Now two months after the successful run of its inaugural VNL tournament, FIVB’s top brass met to discuss the results of the event. The institution was adamant in reassuring fans that, from its point of view, everything went perfectly as expected:
“We are making history here! The VNL is a huge step for volleyball and it has truly taken us to the next level. All over the world, we ensured the same standard of arenas – the same “look and feel” throughout the VNL. Secondly, we increased prize money for the women’s champion to make it equal with the men’s which is so important for our sport. We also made a decision to offer prize money during the round robin phase. In total this amounted to more than 7 million USD. This is a big investment for us.
Our vision for volleyball is to be modern and innovative. We are always trying to advance volleyball, by using the latest technology and partnering with some of the biggest companies in the world, like Microsoft for digital transformation and IMG for TV production and distribution. Our total cumulative TV audience for the first edition of the VNL was 1.2 billion people. This is a great base, and we will work hard to better this in 2019.”
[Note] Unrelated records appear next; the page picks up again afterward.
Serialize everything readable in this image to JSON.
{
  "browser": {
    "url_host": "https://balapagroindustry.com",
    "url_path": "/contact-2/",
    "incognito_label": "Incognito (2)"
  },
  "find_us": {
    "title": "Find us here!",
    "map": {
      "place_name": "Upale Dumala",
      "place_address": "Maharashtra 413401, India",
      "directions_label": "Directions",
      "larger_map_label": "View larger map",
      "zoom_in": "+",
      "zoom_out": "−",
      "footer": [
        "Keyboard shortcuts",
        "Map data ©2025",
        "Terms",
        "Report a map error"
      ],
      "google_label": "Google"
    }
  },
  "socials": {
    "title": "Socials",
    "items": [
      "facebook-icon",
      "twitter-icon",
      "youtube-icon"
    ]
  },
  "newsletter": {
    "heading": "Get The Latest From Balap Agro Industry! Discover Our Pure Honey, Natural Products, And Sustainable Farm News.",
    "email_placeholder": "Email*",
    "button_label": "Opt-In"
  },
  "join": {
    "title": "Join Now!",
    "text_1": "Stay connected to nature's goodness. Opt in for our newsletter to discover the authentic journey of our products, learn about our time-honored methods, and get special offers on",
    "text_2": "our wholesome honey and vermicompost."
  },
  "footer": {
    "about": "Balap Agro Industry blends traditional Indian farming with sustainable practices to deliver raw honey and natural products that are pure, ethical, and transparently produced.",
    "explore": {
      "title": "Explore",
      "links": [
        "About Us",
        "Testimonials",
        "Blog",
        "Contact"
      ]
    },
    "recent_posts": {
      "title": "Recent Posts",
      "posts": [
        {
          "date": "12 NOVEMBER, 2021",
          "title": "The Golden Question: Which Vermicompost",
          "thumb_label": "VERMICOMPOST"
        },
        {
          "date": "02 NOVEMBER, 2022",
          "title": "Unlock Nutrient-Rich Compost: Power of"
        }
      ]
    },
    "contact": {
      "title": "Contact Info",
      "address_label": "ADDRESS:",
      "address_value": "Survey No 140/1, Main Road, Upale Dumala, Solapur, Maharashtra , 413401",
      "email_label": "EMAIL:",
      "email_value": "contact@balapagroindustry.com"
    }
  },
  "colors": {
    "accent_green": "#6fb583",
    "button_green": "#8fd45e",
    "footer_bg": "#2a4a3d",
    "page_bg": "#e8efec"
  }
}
The VNL indeed brought some much needed change to the now obsolete World League and Grand Prix formats. Its major highlight was the video challenge system, which saw 41% of its 1,452 requests be successful. Nobody will ever deny the importance of technological advancement to sport, specially when it means that teams will be treated more fairly and raise the level of competition. However, the issue Ary Graça did not touch upon the meeting was the players’ and coaches’ vehement dissatisfaction with the competition’s grueling schedule. It’s safe to say that with so many injuries derailing players’ careers at the top of their game, the FIVB will have no option but to talk about its international calendar soon.